November 21, 2021

After Arrest For Battering An Umpire, Player Given Choice Of Jail Or Fine

Timothy Flood, a second baseman for the 1899 St. Louis Perfectos and the 1902-03 Brooklyn Superbas, was arrested on November 19, 1905 for assaulting an umpire.

The "belligerant" player was given the choice of three days in jail or a "nominal" fine of $5.00. His friends in the courtroom quickly paid the five clams.

If you are wondering how Flood was playing baseball in mid-November, he was a member of the Los Angeles Angels of the Pacific Coast League. The six PCL teams played between 204 and 225 games that season.
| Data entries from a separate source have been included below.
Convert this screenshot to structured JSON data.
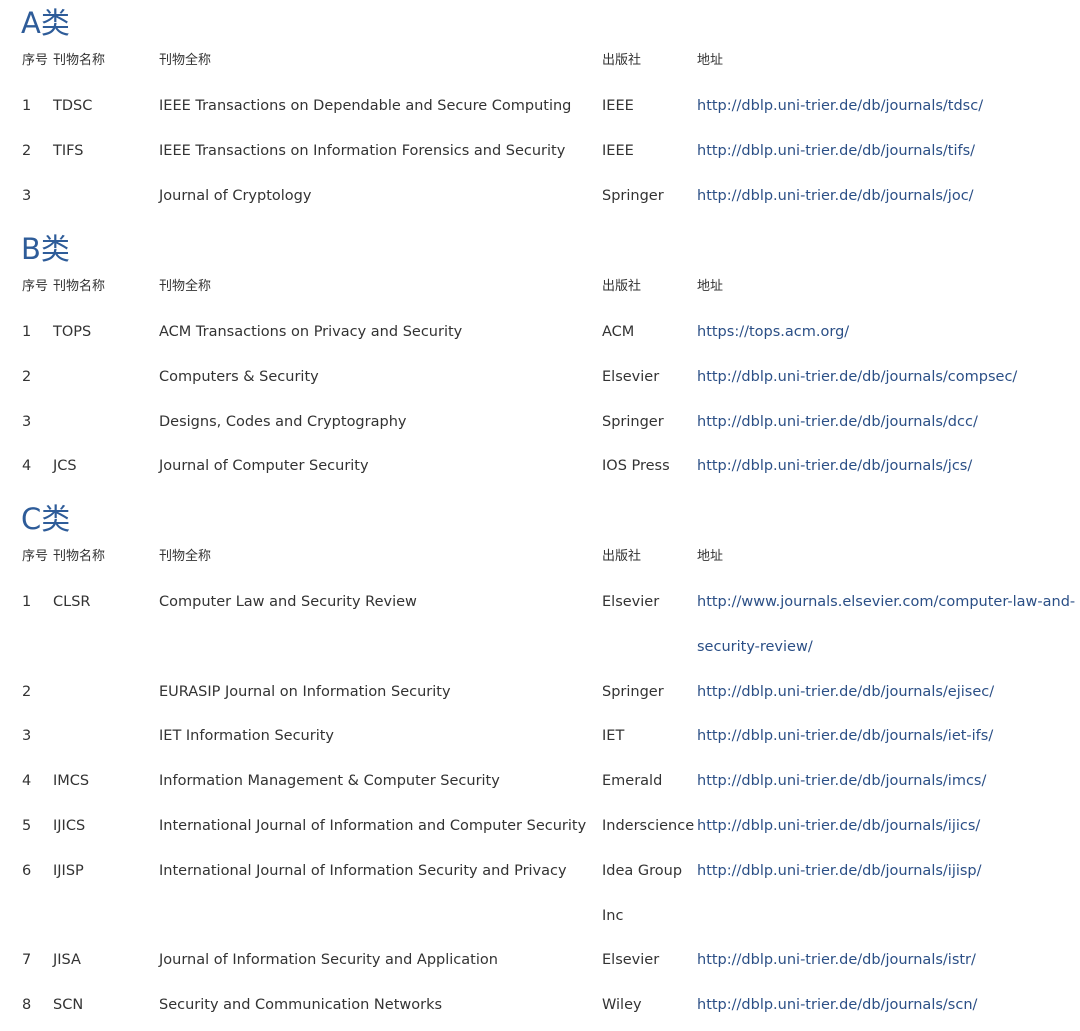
{
  "header_labels": {
    "index": "序号",
    "abbr": "刊物名称",
    "full_name": "刊物全称",
    "publisher": "出版社",
    "url": "地址"
  },
  "sections": [
    {
      "title": "A类",
      "rows": [
        {
          "index": "1",
          "abbr": "TDSC",
          "full_name": "IEEE Transactions on Dependable and Secure Computing",
          "publisher": [
            "IEEE"
          ],
          "url": [
            "http://dblp.uni-trier.de/db/journals/tdsc/"
          ]
        },
        {
          "index": "2",
          "abbr": "TIFS",
          "full_name": "IEEE Transactions on Information Forensics and Security",
          "publisher": [
            "IEEE"
          ],
          "url": [
            "http://dblp.uni-trier.de/db/journals/tifs/"
          ]
        },
        {
          "index": "3",
          "abbr": "",
          "full_name": "Journal of Cryptology",
          "publisher": [
            "Springer"
          ],
          "url": [
            "http://dblp.uni-trier.de/db/journals/joc/"
          ]
        }
      ]
    },
    {
      "title": "B类",
      "rows": [
        {
          "index": "1",
          "abbr": "TOPS",
          "full_name": "ACM Transactions on Privacy and Security",
          "publisher": [
            "ACM"
          ],
          "url": [
            "https://tops.acm.org/"
          ]
        },
        {
          "index": "2",
          "abbr": "",
          "full_name": "Computers & Security",
          "publisher": [
            "Elsevier"
          ],
          "url": [
            "http://dblp.uni-trier.de/db/journals/compsec/"
          ]
        },
        {
          "index": "3",
          "abbr": "",
          "full_name": "Designs, Codes and Cryptography",
          "publisher": [
            "Springer"
          ],
          "url": [
            "http://dblp.uni-trier.de/db/journals/dcc/"
          ]
        },
        {
          "index": "4",
          "abbr": "JCS",
          "full_name": "Journal of Computer Security",
          "publisher": [
            "IOS Press"
          ],
          "url": [
            "http://dblp.uni-trier.de/db/journals/jcs/"
          ]
        }
      ]
    },
    {
      "title": "C类",
      "rows": [
        {
          "index": "1",
          "abbr": "CLSR",
          "full_name": "Computer Law and Security Review",
          "publisher": [
            "Elsevier"
          ],
          "url": [
            "http://www.journals.elsevier.com/computer-law-and-",
            "security-review/"
          ]
        },
        {
          "index": "2",
          "abbr": "",
          "full_name": "EURASIP Journal on Information Security",
          "publisher": [
            "Springer"
          ],
          "url": [
            "http://dblp.uni-trier.de/db/journals/ejisec/"
          ]
        },
        {
          "index": "3",
          "abbr": "",
          "full_name": "IET Information Security",
          "publisher": [
            "IET"
          ],
          "url": [
            "http://dblp.uni-trier.de/db/journals/iet-ifs/"
          ]
        },
        {
          "index": "4",
          "abbr": "IMCS",
          "full_name": "Information Management & Computer Security",
          "publisher": [
            "Emerald"
          ],
          "url": [
            "http://dblp.uni-trier.de/db/journals/imcs/"
          ]
        },
        {
          "index": "5",
          "abbr": "IJICS",
          "full_name": "International Journal of Information and Computer Security",
          "publisher": [
            "Inderscience"
          ],
          "url": [
            "http://dblp.uni-trier.de/db/journals/ijics/"
          ]
        },
        {
          "index": "6",
          "abbr": "IJISP",
          "full_name": "International Journal of Information Security and Privacy",
          "publisher": [
            "Idea Group",
            "Inc"
          ],
          "url": [
            "http://dblp.uni-trier.de/db/journals/ijisp/"
          ]
        },
        {
          "index": "7",
          "abbr": "JISA",
          "full_name": "Journal of Information Security and Application",
          "publisher": [
            "Elsevier"
          ],
          "url": [
            "http://dblp.uni-trier.de/db/journals/istr/"
          ]
        },
        {
          "index": "8",
          "abbr": "SCN",
          "full_name": "Security and Communication Networks",
          "publisher": [
            "Wiley"
          ],
          "url": [
            "http://dblp.uni-trier.de/db/journals/scn/"
          ]
        }
      ]
    }
  ],
  "colors": {
    "heading": "#2e5c99",
    "text": "#333333",
    "link": "#2b4f86"
  }
}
The Angels finished in first place with a 120-94 record. (In 1906, the Fresno team was known as the Raisin Eaters!)


Paul Hickman said...
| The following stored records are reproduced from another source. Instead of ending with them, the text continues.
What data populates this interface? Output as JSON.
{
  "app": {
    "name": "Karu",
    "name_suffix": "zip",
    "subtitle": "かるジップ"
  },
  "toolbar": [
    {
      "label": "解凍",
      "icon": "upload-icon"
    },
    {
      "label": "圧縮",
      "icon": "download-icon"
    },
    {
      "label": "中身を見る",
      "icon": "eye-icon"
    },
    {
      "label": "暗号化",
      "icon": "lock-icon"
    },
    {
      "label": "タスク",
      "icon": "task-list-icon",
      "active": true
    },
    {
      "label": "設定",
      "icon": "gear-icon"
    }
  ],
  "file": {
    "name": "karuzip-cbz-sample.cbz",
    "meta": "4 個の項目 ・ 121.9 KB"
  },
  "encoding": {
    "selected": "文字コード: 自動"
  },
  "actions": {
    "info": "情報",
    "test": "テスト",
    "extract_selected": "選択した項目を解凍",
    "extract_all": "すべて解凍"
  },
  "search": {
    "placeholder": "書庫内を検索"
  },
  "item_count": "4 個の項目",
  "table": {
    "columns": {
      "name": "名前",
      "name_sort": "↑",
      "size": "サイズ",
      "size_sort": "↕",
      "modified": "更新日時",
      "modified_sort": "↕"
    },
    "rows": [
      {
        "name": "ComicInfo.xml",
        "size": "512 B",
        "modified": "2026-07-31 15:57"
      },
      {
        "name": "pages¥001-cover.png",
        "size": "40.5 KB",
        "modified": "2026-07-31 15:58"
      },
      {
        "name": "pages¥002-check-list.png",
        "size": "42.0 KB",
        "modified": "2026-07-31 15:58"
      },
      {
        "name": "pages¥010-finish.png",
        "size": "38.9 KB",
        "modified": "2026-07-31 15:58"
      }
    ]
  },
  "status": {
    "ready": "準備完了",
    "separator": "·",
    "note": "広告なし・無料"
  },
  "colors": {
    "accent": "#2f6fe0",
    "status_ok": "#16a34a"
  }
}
The Cleveland Raisin Eaters ?

johngoldfine said...

Fresno Raisin-Eaters, eh? I loathe Victor Davis Hanson and his politics and columns, but I was completely wowed by his "Fields without dreams : defending the agrarian idea"--all about raisins and the California Central Valley.

Laura, I always wonder what Steinbeck would have made of this farmer's cri de coeur.
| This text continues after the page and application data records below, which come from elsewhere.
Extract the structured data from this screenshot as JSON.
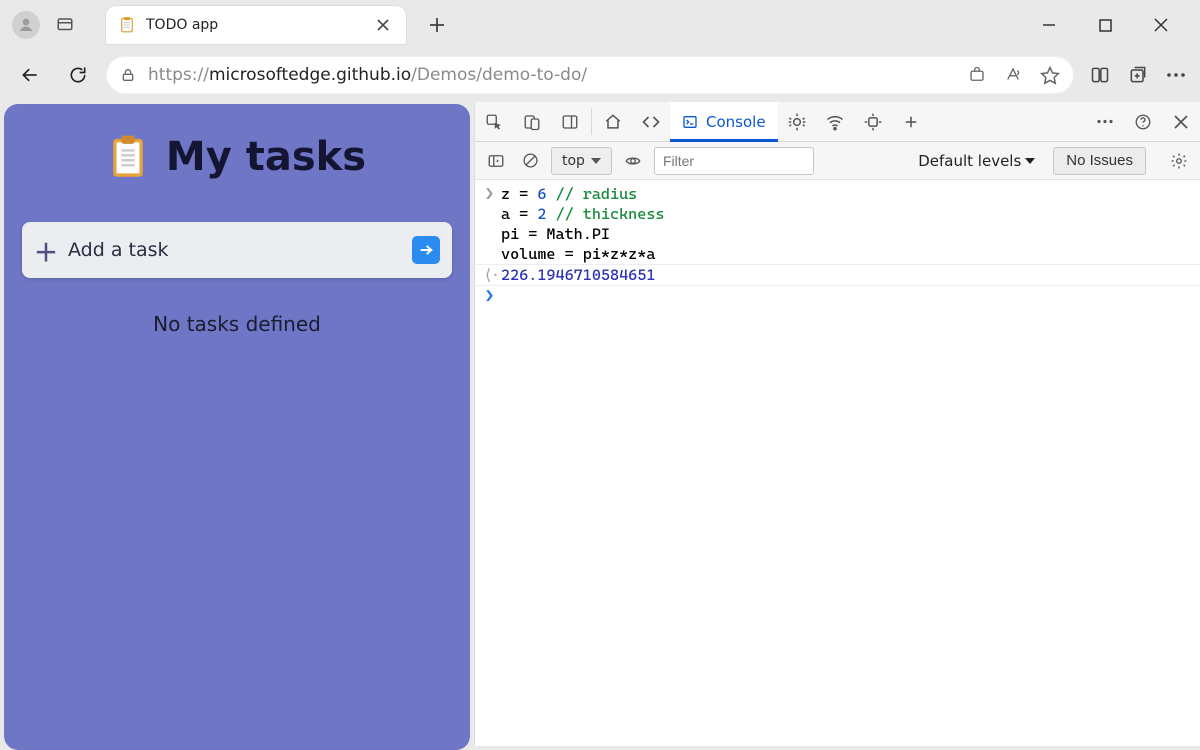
{
  "browser": {
    "tab_title": "TODO app",
    "url_prefix": "https://",
    "url_host": "microsoftedge.github.io",
    "url_path": "/Demos/demo-to-do/"
  },
  "page": {
    "title": "My tasks",
    "add_placeholder": "Add a task",
    "empty_state": "No tasks defined"
  },
  "devtools": {
    "active_tab": "Console",
    "context": "top",
    "filter_placeholder": "Filter",
    "levels_label": "Default levels",
    "issues_label": "No Issues",
    "console": {
      "input_lines": [
        {
          "prefix": "z = ",
          "num": "6",
          "rest": "",
          "comment": " // radius"
        },
        {
          "prefix": "a = ",
          "num": "2",
          "rest": "",
          "comment": " // thickness"
        },
        {
          "prefix": "pi = ",
          "num": "",
          "rest": "Math.PI",
          "comment": ""
        },
        {
          "prefix": "volume = ",
          "num": "",
          "rest": "pi*z*z*a",
          "comment": ""
        }
      ],
      "output": "226.1946710584651"
    }
  }
}
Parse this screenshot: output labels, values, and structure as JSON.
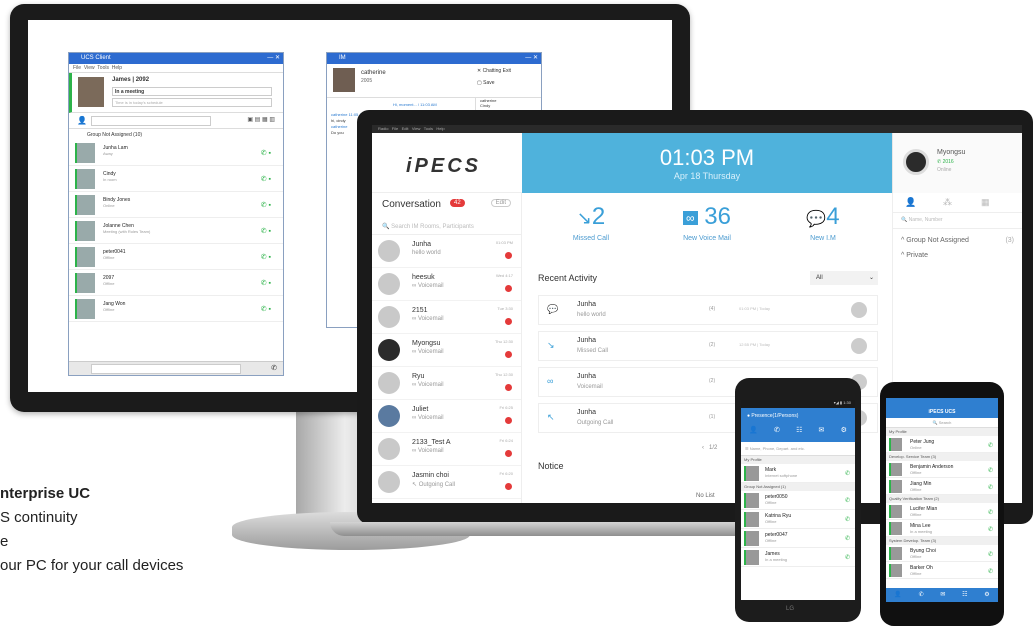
{
  "desktop_client": {
    "title": "UCS Client",
    "menu": [
      "File",
      "View",
      "Tools",
      "Help"
    ],
    "user_name": "James | 2092",
    "status_text": "In a meeting",
    "status_placeholder": "Time is in today's schedule",
    "group_header": "Group Not Assigned (10)",
    "contacts": [
      {
        "name": "Junha Lam",
        "status": "Away"
      },
      {
        "name": "Cindy",
        "status": "In room"
      },
      {
        "name": "Bindy Jones",
        "status": "Online"
      },
      {
        "name": "Jolanne Chen",
        "status": "Meeting (with Roles Team)"
      },
      {
        "name": "peter0041",
        "status": "Offline"
      },
      {
        "name": "2097",
        "status": "Offline"
      },
      {
        "name": "Jang Won",
        "status": "Offline"
      }
    ]
  },
  "chat_window": {
    "title": "IM",
    "contact_name": "catherine",
    "contact_ext": "2005",
    "actions": [
      "Chatting Exit",
      "Save"
    ],
    "messages": [
      "Hi, moment... / 11:03 AM",
      "catherine 11:05 AM",
      "hi, cindy",
      "catherine",
      "Do you"
    ],
    "participants": [
      "catherine",
      "Cindy"
    ]
  },
  "laptop_app": {
    "menu": [
      "Radio",
      "File",
      "Edit",
      "View",
      "Tools",
      "Help"
    ],
    "logo": "iPECS",
    "time": "01:03 PM",
    "date": "Apr 18 Thursday",
    "user": {
      "name": "Myongsu",
      "ext": "2016",
      "status": "Online"
    },
    "conversation": {
      "title": "Conversation",
      "badge": "42",
      "edit": "Edit",
      "search_placeholder": "Search IM Rooms, Participants",
      "items": [
        {
          "name": "Junha",
          "sub": "hello world",
          "date": "01:03 PM"
        },
        {
          "name": "heesuk",
          "sub": "Voicemail",
          "date": "Wed 4:17"
        },
        {
          "name": "2151",
          "sub": "Voicemail",
          "date": "Tue 3:30"
        },
        {
          "name": "Myongsu",
          "sub": "Voicemail",
          "date": "Thu 12:30"
        },
        {
          "name": "Ryu",
          "sub": "Voicemail",
          "date": "Thu 12:30"
        },
        {
          "name": "Juliet",
          "sub": "Voicemail",
          "date": "Fri 6:25"
        },
        {
          "name": "2133_Test A",
          "sub": "Voicemail",
          "date": "Fri 6:24"
        },
        {
          "name": "Jasmin choi",
          "sub": "Outgoing Call",
          "date": "Fri 6:20"
        }
      ]
    },
    "stats": [
      {
        "icon": "missed-call-icon",
        "value": "2",
        "label": "Missed Call"
      },
      {
        "icon": "voicemail-icon",
        "value": "36",
        "label": "New Voice Mail"
      },
      {
        "icon": "chat-bubble-icon",
        "value": "4",
        "label": "New I.M"
      }
    ],
    "recent": {
      "title": "Recent Activity",
      "filter": "All",
      "items": [
        {
          "name": "Junha",
          "sub": "hello world",
          "count": "(4)",
          "time": "01:03 PM | Today"
        },
        {
          "name": "Junha",
          "sub": "Missed Call",
          "count": "(2)",
          "time": "12:55 PM | Today"
        },
        {
          "name": "Junha",
          "sub": "Voicemail",
          "count": "(2)",
          "time": ""
        },
        {
          "name": "Junha",
          "sub": "Outgoing Call",
          "count": "(1)",
          "time": ""
        }
      ],
      "page": "1/2"
    },
    "notice": {
      "title": "Notice",
      "empty": "No List"
    },
    "right_panel": {
      "search_placeholder": "Name, Number",
      "groups": [
        {
          "name": "Group Not Assigned",
          "count": "(3)"
        },
        {
          "name": "Private",
          "count": ""
        }
      ]
    }
  },
  "phone_left": {
    "title": "Presence(1/Persons)",
    "search_placeholder": "Name, Phone, Depart. and etc.",
    "tabs": [
      "Presence",
      "Call",
      "Call Log",
      "Messages",
      "Settings"
    ],
    "my_profile_label": "My Profile",
    "me": {
      "name": "Mark",
      "status": "Internet softphone"
    },
    "group": "Group Not Assigned (1)",
    "contacts": [
      {
        "name": "peter0050",
        "status": "Offline"
      },
      {
        "name": "Katrina Ryu",
        "status": "Offline"
      },
      {
        "name": "peter0047",
        "status": "Offline"
      },
      {
        "name": "James",
        "status": "In a meeting"
      }
    ],
    "footer": "LG"
  },
  "phone_right": {
    "title": "iPECS UCS",
    "search_placeholder": "Search",
    "groups": [
      {
        "name": "My Profile",
        "contacts": [
          {
            "name": "Peter Jung",
            "status": "Online"
          }
        ]
      },
      {
        "name": "Develop. Service Team (3)",
        "contacts": [
          {
            "name": "Benjamin Anderson",
            "status": "Offline"
          },
          {
            "name": "Jiang Min",
            "status": "Offline"
          }
        ]
      },
      {
        "name": "Quality Verification Team (2)",
        "contacts": [
          {
            "name": "Lucifer Mian",
            "status": "Offline"
          },
          {
            "name": "Mina Lee",
            "status": "In a meeting"
          }
        ]
      },
      {
        "name": "System Develop. Team (3)",
        "contacts": [
          {
            "name": "Byung Choi",
            "status": "Offline"
          },
          {
            "name": "Barker Oh",
            "status": "Offline"
          }
        ]
      }
    ]
  },
  "bullets": [
    "nterprise UC",
    "S continuity",
    "e",
    "our PC for your call devices"
  ],
  "colors": {
    "accent": "#4fb2dc",
    "online": "#2db34a",
    "badge": "#e43a3a"
  }
}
johngoldfine said...,Or%20the%20Maine%20Red%20Snappers.)

johngoldfine said...

One game, to honor the State o' Maine, the Seadogs became the Whoopie Pies. I'm not high on the name Guardians, but the Cleveland Whoopie Pies would have worked for me, though I doubt the broadcasters could have avoided endless bad jokes every time a player's glove clanked. "Another WHOOPS! for the Whoopies!"

laura k said...

John, I have no idea who this person is, but I will check him out with Steinbeck in mind! Especially now that I know that the claim that Steinbeck's politics veered to the right in his older age is a MYTH.

Tangent: the agrarian ideal of the California Central Valley figures into season 3 of Goliath. I really enjoyed it.

laura k said...

Well, now that I know who Victor Davis Hanson is, I can add my loathing to John Goldfine's. Fields Without Dreams does look interesting. It got extremely positive reviews, notably by Jane Smiley in the New Yorker. However, with so much to read, I'll skip anything written by the author of The Case for Trump and The Dying Citizen: How Progressive Elites (etc) are Destroying the Idea of America.